11 June 2013

I made a promise to myself...

... every day that it rains too hard to go outside, instead of going weeding the garden, I will scan some of the many photographs in my collection into the computer. A different kind of weeding shall we say?

Trying to organize (again) my digital genealogy data, I've decided on Family file folders nested into Surname file folders. I also have Census, US and Census, NS folders for records that are not already filed away in the family files. And, lastly - if I can't remember what file to use - I have the catchall Miscellaneous folder, the General History folder,  a General Map folder and a General Data folder. It might work - if I keep up with it with a weekly "sort and file-it-properly" day, that is.

In the midst of scanning photographs, I did learn a few new things. This particular batch of photographs came from my mother's desk. I always knew my mother had a quirky sense of humor and a decidedly artistic view of the world, but many of the photographs that she took of her children and grandchildren were pretty artsy. She seemed to have preferred a low-light from the side and a straight on shot - or a profile not quite silhouette, but pretty close. She definitely thought her grandchildren were interesting, as she often chronicled them doing things like this - an activity she totally instigated - she loved to get the grandkids outdoors and looking at neat things:

 Ian, Ives and Sarah out and about checking out some really cool 
stuff while their mothers are at work, ca. 1988?

The next find was a small bible - pocket sized and in a box. It is a bible given to my grandmother and grandfather on the date of their wedding. Clifford Ives Stoddard and Mildred Russell Dikeman were married on Saturday the 13th of October in 1906 in the New Haven Diocese of the Protestant Episcopal Church. James D.W. Perry Jr, the Rector of St. Paul's Church performed the ceremony.

Primary source ;-)

My mother didn't talk much about her years at Rollins College in Winter Park Florida. From what she did say, she really enjoyed the time spent there. She was a small town girl from Connecticut who ventured out of her element into Winter Park, FL and obviously flourished. The graduation ceremonies - apparently lasted a week from the few remnants I found - were held in 1940 and my mother received a few honors and participated in the ceremonies as well.

The headline below shows Joe Justice being awarded major honors...the reality is my mom shared being selected as an outstanding atheletes of the year. 


Mom also made outstanding achievement in the study of art.
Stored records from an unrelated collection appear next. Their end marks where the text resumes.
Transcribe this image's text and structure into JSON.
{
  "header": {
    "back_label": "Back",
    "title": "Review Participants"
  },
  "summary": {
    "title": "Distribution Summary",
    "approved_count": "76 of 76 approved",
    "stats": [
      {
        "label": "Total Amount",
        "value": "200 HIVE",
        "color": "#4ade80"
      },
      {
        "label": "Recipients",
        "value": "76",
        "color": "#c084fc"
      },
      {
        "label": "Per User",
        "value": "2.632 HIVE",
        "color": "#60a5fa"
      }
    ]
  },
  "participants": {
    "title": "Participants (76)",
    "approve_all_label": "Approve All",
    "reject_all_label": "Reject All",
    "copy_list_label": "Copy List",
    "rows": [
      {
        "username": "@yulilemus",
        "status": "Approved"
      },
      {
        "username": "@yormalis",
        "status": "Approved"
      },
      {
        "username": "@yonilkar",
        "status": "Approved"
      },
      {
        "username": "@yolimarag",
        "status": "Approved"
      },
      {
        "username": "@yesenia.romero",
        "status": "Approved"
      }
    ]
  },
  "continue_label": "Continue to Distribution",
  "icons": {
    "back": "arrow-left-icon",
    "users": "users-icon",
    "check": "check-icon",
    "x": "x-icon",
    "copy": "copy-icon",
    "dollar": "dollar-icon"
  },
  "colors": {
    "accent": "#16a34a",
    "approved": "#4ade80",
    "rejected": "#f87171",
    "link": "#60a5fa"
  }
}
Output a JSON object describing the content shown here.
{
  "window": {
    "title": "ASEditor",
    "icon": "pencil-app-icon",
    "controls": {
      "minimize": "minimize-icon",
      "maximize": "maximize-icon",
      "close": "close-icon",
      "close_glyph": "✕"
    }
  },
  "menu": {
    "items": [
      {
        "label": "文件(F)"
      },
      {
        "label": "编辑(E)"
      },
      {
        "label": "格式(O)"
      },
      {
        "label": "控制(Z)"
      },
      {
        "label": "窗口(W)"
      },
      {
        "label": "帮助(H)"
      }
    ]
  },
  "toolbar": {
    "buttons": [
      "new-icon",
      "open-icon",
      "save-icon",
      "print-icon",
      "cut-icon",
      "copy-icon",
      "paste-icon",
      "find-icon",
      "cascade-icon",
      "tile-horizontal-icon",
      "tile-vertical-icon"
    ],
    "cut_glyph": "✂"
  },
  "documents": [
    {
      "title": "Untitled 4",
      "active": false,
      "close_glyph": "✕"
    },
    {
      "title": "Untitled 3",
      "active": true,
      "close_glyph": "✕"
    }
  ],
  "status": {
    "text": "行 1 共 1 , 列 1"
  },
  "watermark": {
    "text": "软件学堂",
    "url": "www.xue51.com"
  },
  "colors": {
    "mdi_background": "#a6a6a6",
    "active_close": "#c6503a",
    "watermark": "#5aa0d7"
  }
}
Growing up, we could not look past our noses without seeing something Mom had created or designed. Although she did work for a while for an advertising company, after she married Pop, she gave up her work to become a mother, and created what she could while moving around the country and raising kids. She wasn't much of a writer, sadly; I would love to read what she thought of things. She did leave lots of little touches that so exemplify who she was and what was important to her.


The last photo is a mystery. There I am peeking over the back of a donkey. I know who owns the Mustang convertible, but for the life of me, I don't know where we are or what we are doing in the midst of these donkeys. Or are they mules? And how the heck could I forget an experience this out of the ordinary for me? I remember most of my travels - I even kept diaries during the momentous journeys, but this one has me stymied.

My guess is that it is in New England somewhere - that would tie in with the Mustang and its owner. Aviator type sunglasses dates it around early 70's. Maybe a spaceship scooped me up and gave me a drug to make me forget this?

I have no memory of this at all, but I do have the evidence. I expect, as the years roll on, there will be many more instances of forgotten photos. That is why I am in such a hurry to scan my photos!